    But Xoom Wifi does not need carriers so whats the big deal.

    • dont bother

      it isnt only about the xoom...are you paying attention? sheesh

  • j

    too late i'm getting a galaxy s2

  • sgtguthrie

    Well, if they do start this in late 2011 and VZW will allow them to, that could possibly bring me back to Motorola when my Thunderbolt needs replaced. I guess we'll see! I personally will believe it when I see it!!!

  • Grayson

    Oh really? Hmm, doesn't seem to be working out so well for the 2011 Motorola Atrix.

  • Shaneaus

    If it turns out to be true - I'll stand up and applaud Moto!
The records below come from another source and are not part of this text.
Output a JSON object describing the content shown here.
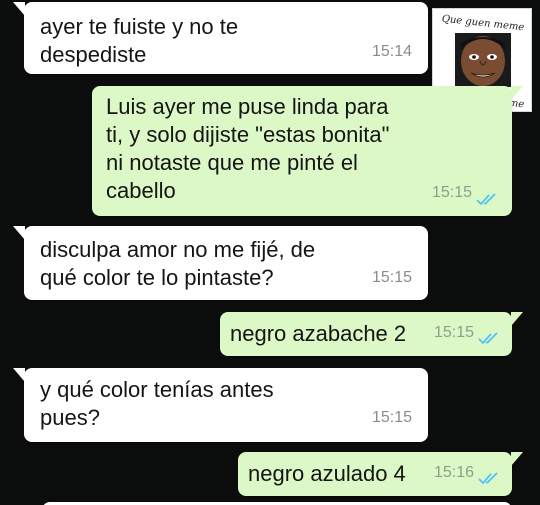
{
  "messages": [
    {
      "direction": "incoming",
      "text": "ayer te fuiste y no te\ndespediste",
      "time": "15:14"
    },
    {
      "direction": "outgoing",
      "text": "Luis ayer me puse linda para\nti, y solo dijiste \"estas bonita\"\nni notaste que me pinté el\ncabello",
      "time": "15:15",
      "status": "read"
    },
    {
      "direction": "incoming",
      "text": "disculpa amor no me fijé, de\nqué color te lo pintaste?",
      "time": "15:15"
    },
    {
      "direction": "outgoing",
      "text": "negro azabache 2",
      "time": "15:15",
      "status": "read"
    },
    {
      "direction": "incoming",
      "text": "y qué color tenías antes\npues?",
      "time": "15:15"
    },
    {
      "direction": "outgoing",
      "text": "negro azulado 4",
      "time": "15:16",
      "status": "read"
    }
  ],
  "sticker": {
    "caption_top": "Que guen meme",
    "caption_bottom": "Qué guen meme"
  },
  "colors": {
    "background": "#0b0d0c",
    "incoming_bubble": "#ffffff",
    "outgoing_bubble": "#dcf8c6",
    "read_ticks": "#4fc3f7"
  },
  "icons": {
    "read_receipt": "double-check-icon"
  }
}
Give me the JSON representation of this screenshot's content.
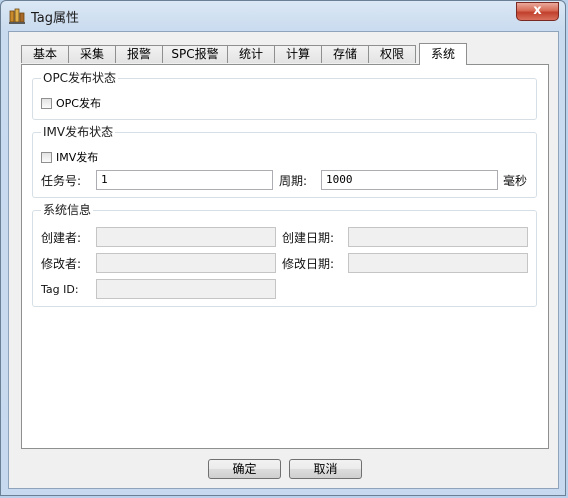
{
  "window": {
    "title": "Tag属性",
    "close_glyph": "x"
  },
  "tabs": [
    "基本",
    "采集",
    "报警",
    "SPC报警",
    "统计",
    "计算",
    "存储",
    "权限",
    "系统"
  ],
  "active_tab": "系统",
  "opc": {
    "legend": "OPC发布状态",
    "checkbox_label": "OPC发布",
    "checked": false
  },
  "imv": {
    "legend": "IMV发布状态",
    "checkbox_label": "IMV发布",
    "checked": false,
    "task_label": "任务号:",
    "task_value": "1",
    "period_label": "周期:",
    "period_value": "1000",
    "unit": "毫秒"
  },
  "sysinfo": {
    "legend": "系统信息",
    "creator_label": "创建者:",
    "creator_value": "",
    "create_date_label": "创建日期:",
    "create_date_value": "",
    "modifier_label": "修改者:",
    "modifier_value": "",
    "modify_date_label": "修改日期:",
    "modify_date_value": "",
    "tagid_label": "Tag ID:",
    "tagid_value": ""
  },
  "buttons": {
    "ok": "确定",
    "cancel": "取消"
  }
}
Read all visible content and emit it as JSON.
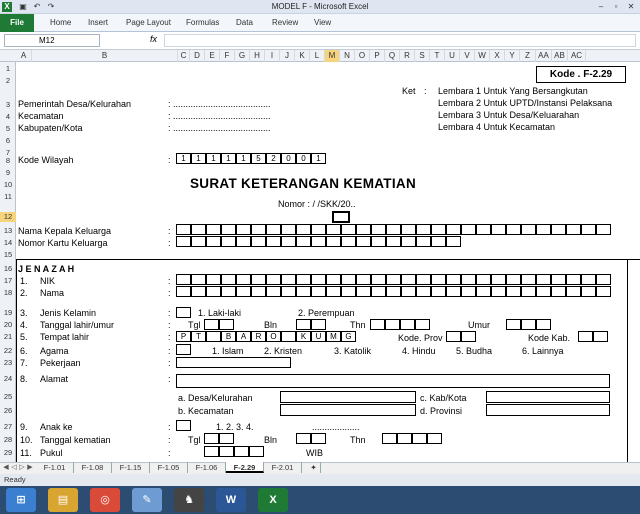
{
  "window": {
    "title": "MODEL F  -  Microsoft Excel",
    "app_icon": "X"
  },
  "ribbon": {
    "file_label": "File",
    "tabs": [
      "Home",
      "Insert",
      "Page Layout",
      "Formulas",
      "Data",
      "Review",
      "View"
    ]
  },
  "formula_bar": {
    "name_box": "M12",
    "fx": "fx",
    "value": ""
  },
  "columns": [
    "A",
    "B",
    "C",
    "D",
    "E",
    "F",
    "G",
    "H",
    "I",
    "J",
    "K",
    "L",
    "M",
    "N",
    "O",
    "P",
    "Q",
    "R",
    "S",
    "T",
    "U",
    "V",
    "W",
    "X",
    "Y",
    "Z",
    "AA",
    "AB",
    "AC"
  ],
  "selected_column": "M",
  "rows": [
    "1",
    "2",
    "3",
    "4",
    "5",
    "6",
    "7",
    "8",
    "9",
    "10",
    "11",
    "12",
    "13",
    "14",
    "15",
    "16",
    "17",
    "18",
    "19",
    "20",
    "21",
    "22",
    "23",
    "24",
    "25",
    "26",
    "27",
    "28",
    "29"
  ],
  "selected_row": "12",
  "form": {
    "kode": "Kode . F-2.29",
    "ket_label": "Ket",
    "colon": ":",
    "ket_lines": [
      "Lembara 1 Untuk Yang Bersangkutan",
      "Lembara 2 Untuk UPTD/Instansi Pelaksana",
      "Lembara 3 Untuk Desa/Keluarahan",
      "Lembara 4 Untuk Kecamatan"
    ],
    "header_labels": [
      "Pemerintah Desa/Kelurahan",
      "Kecamatan",
      "Kabupaten/Kota"
    ],
    "dots": ":  .......................................",
    "kode_wilayah_label": "Kode Wilayah",
    "kode_wilayah_digits": [
      "1",
      "1",
      "1",
      "1",
      "1",
      "5",
      "2",
      "0",
      "0",
      "1"
    ],
    "title": "SURAT KETERANGAN KEMATIAN",
    "nomor": "Nomor :        /         /SKK/20..",
    "kepala_label": "Nama Kepala Keluarga",
    "kk_label": "Nomor Kartu Keluarga",
    "jenazah": "J E N A Z A H",
    "items": [
      {
        "no": "1.",
        "label": "NIK"
      },
      {
        "no": "2.",
        "label": "Nama"
      },
      {
        "no": "3.",
        "label": "Jenis Kelamin"
      },
      {
        "no": "4.",
        "label": "Tanggal lahir/umur"
      },
      {
        "no": "5.",
        "label": "Tempat lahir"
      },
      {
        "no": "6.",
        "label": "Agama"
      },
      {
        "no": "7.",
        "label": "Pekerjaan"
      },
      {
        "no": "8.",
        "label": "Alamat"
      },
      {
        "no": "9.",
        "label": "Anak ke"
      },
      {
        "no": "10.",
        "label": "Tanggal kematian"
      },
      {
        "no": "11.",
        "label": "Pukul"
      }
    ],
    "jk_opt1": "1. Laki-laki",
    "jk_opt2": "2. Perempuan",
    "tgl": "Tgl",
    "bln": "Bln",
    "thn": "Thn",
    "umur": "Umur",
    "tempat_letters": [
      "P",
      "T",
      "",
      "B",
      "A",
      "R",
      "O",
      "",
      "K",
      "U",
      "M",
      "G"
    ],
    "kode_prov": "Kode. Prov",
    "kode_kab": "Kode Kab.",
    "agama_opts": [
      "1. Islam",
      "2. Kristen",
      "3. Katolik",
      "4. Hindu",
      "5. Budha",
      "6. Lainnya"
    ],
    "alamat_a": "a.  Desa/Kelurahan",
    "alamat_b": "b.  Kecamatan",
    "alamat_c": "c.  Kab/Kota",
    "alamat_d": "d.  Provinsi",
    "anak_opts": "1.  2.  3.  4.",
    "anak_dots": "...................",
    "wib": "WIB"
  },
  "sheet_tabs": [
    "F-1.01",
    "F-1.08",
    "F-1.15",
    "F-1.05",
    "F-1.06",
    "F-2.29",
    "F-2.01"
  ],
  "active_sheet": "F-2.29",
  "status_bar": {
    "text": "Ready"
  },
  "taskbar": {
    "apps": [
      {
        "name": "windows-start-icon",
        "glyph": "⊞",
        "color": "#3b7fd1"
      },
      {
        "name": "file-explorer-icon",
        "glyph": "▤",
        "color": "#d9a531"
      },
      {
        "name": "chrome-icon",
        "glyph": "◎",
        "color": "#d94a38"
      },
      {
        "name": "paint-icon",
        "glyph": "✎",
        "color": "#6e9bd1"
      },
      {
        "name": "game-icon",
        "glyph": "♞",
        "color": "#444444"
      },
      {
        "name": "word-icon",
        "glyph": "W",
        "color": "#2b5797"
      },
      {
        "name": "excel-icon",
        "glyph": "X",
        "color": "#1f7a36"
      }
    ]
  },
  "colors": {
    "selection": "#f6d47b",
    "file_tab": "#1f7a36",
    "taskbar": "#2d4c71"
  }
}
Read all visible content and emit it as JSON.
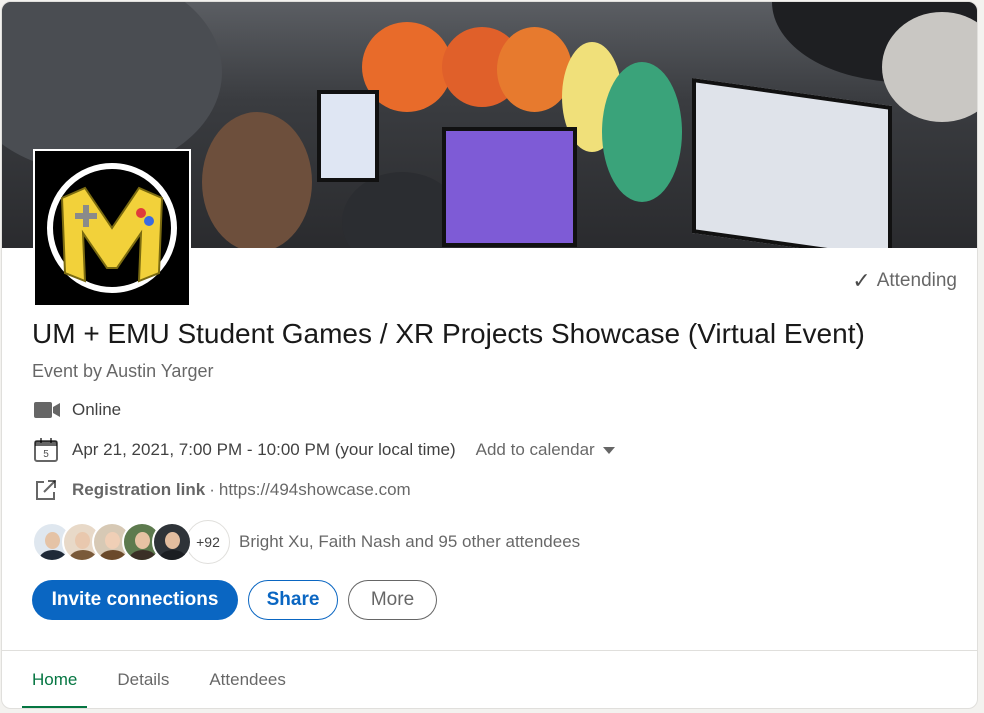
{
  "event": {
    "status": "Attending",
    "title": "UM + EMU Student Games / XR Projects Showcase (Virtual Event)",
    "by_prefix": "Event by",
    "organizer": "Austin Yarger",
    "location": "Online",
    "datetime": "Apr 21, 2021, 7:00 PM - 10:00 PM (your local time)",
    "add_to_calendar": "Add to calendar",
    "calendar_day": "5",
    "registration_label": "Registration link",
    "registration_separator": "·",
    "registration_url": "https://494showcase.com"
  },
  "attendees": {
    "extra_count": "+92",
    "summary": "Bright Xu, Faith Nash and 95 other attendees",
    "avatars": [
      {
        "name": "avatar-1",
        "bg": "#dfe7ef",
        "face": "#e5c3a6",
        "body": "#1f2a38"
      },
      {
        "name": "avatar-2",
        "bg": "#e8d9c8",
        "face": "#e9c8ae",
        "body": "#7a5a3a"
      },
      {
        "name": "avatar-3",
        "bg": "#d7c9b5",
        "face": "#f0cfb6",
        "body": "#6b4a2b"
      },
      {
        "name": "avatar-4",
        "bg": "#5d7a4e",
        "face": "#e6c2a3",
        "body": "#3a2f26"
      },
      {
        "name": "avatar-5",
        "bg": "#2e3338",
        "face": "#e2bd9f",
        "body": "#1b1e22"
      }
    ]
  },
  "actions": {
    "invite": "Invite connections",
    "share": "Share",
    "more": "More"
  },
  "tabs": {
    "home": "Home",
    "details": "Details",
    "attendees": "Attendees"
  },
  "colors": {
    "primary": "#0a66c2",
    "active_tab": "#057642",
    "logo_yellow": "#f2d13a"
  }
}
I have learned to like the hardware of my Dx. An unlockable bootloader would have made me very happy with the device.

    We'll see what the carriers allow!

  • Gwartan

    Don't think any of the major carriers will allow it. But if one does they will get my business.

    • cosmic

      Sprint and T-mobile likely will. At&t and Verizon on the other hand will likely hold out. That said if samsung holds true to not locking bootloaders then the only reason Motorola would have for locking it is the money carriers throw at them for it.

  • TareX

    This announcement actually made me more pessimistic.... "Late 2011"? "Should carriers allow it"???

    Epic fail. I will be carrying the next Nexus by late 2011.

  • http://pandroid.mobi Dirk

    Just don't buy your phone from an operator.

    Problem solved.

    I am sure over here in Europe every operator will have the unlockable version.

    • NoHombreNo

      If you meant the "impossible to unlock" version, I agree...

  • Asphyx

    While I am happy they are going to release unlocked devices in the future I still would prefer they unlock the ones that are already out there.

    Why not give benefit to your current customers before your future ones?

    As for the carrier allowance thing they could easily solve the whole issue by leaking a key to the dev community and claim they know nothing about it!

    Whats Verizon going to do stop carrying their phones? Doubtful!